The most persistent predators on our farm are rats and foxes. The rats eat chicken eggs and chicks, and I’ve lost more than one free-ranging hen to a cagey fox. Snakes are big predators of mice and rats, so they mostly get a pass except for rattlesnakes and copperheads, which get a free ride to another part of the farm. Our dogs help keep the foxes away, but they aren’t always outside where they can thwart a fox attack; the aptly-named “wily” fox merely waits for an opportunity to strike when the dogs aren’t around. They attack swiftly and stealthily, most times vanishing before you even know they’re there.
It’s important to remember that while an individual animal exhibiting behavior that conflicts with human expectations may be labeled as “nuisance wildlife,” we must be careful not to apply this term to an entire species. All native species contribute to balanced ecosystems. As stewards of the earth, we need to look for ways to minimize conflict so we continue to have wild animals around to enjoy. Sound conservation management, humane hunting and trapping, and taking measures to minimize negative interactions with wildlife will go a long way toward controlling nature’s creatures that are only trying to survive.

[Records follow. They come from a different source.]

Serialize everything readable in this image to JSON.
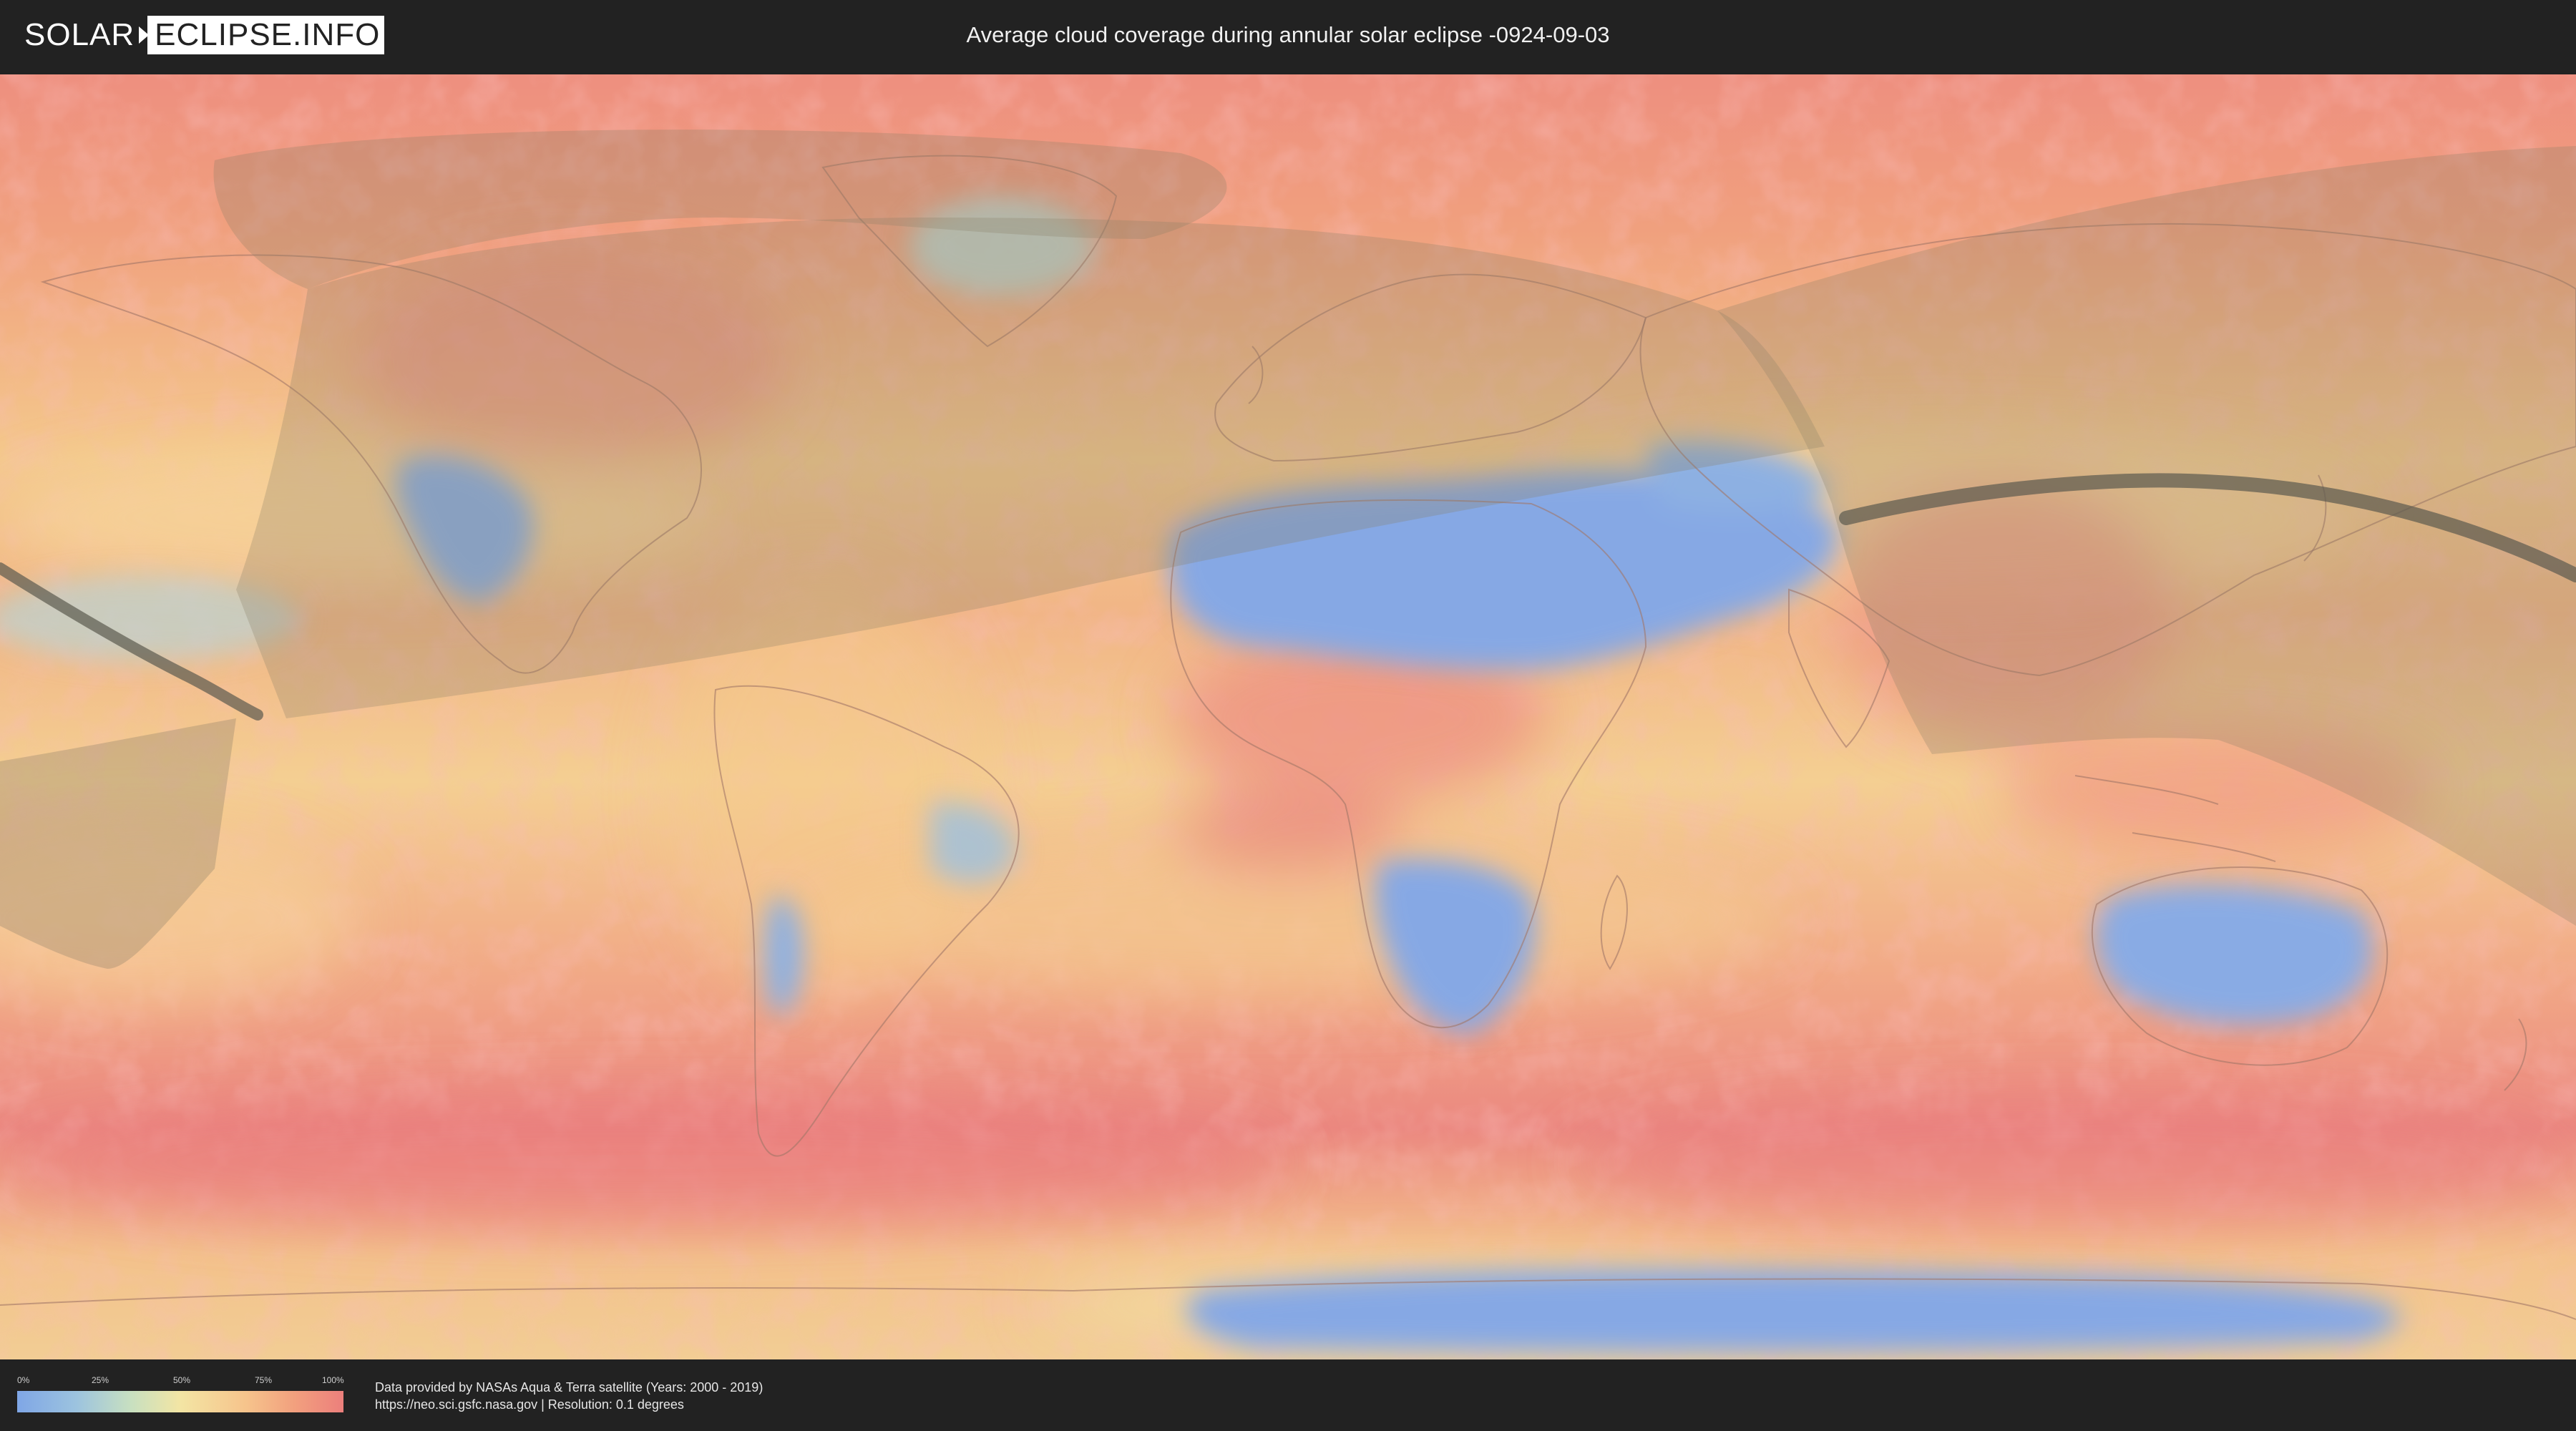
{
  "header": {
    "logo_left": "SOLAR",
    "logo_right": "ECLIPSE.INFO",
    "title": "Average cloud coverage during annular solar eclipse -0924-09-03"
  },
  "legend": {
    "ticks": [
      "0%",
      "25%",
      "50%",
      "75%",
      "100%"
    ],
    "colors": {
      "low": "#7fa6e6",
      "mid": "#f3e5a4",
      "high": "#ec7f7c"
    }
  },
  "footer": {
    "credit_line1": "Data provided by NASAs Aqua & Terra satellite (Years: 2000 - 2019)",
    "credit_line2": "https://neo.sci.gsfc.nasa.gov | Resolution: 0.1 degrees"
  },
  "map": {
    "projection": "equirectangular",
    "overlay": "eclipse visibility zone and central path"
  }
}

My chicken coop is now predator-proofed to keep the rats from eating the eggs and the foxes from killing the hens. I’ve won the battle this time, but I believe the rat, along with the fox and the coyote, will be around to inherit the earth.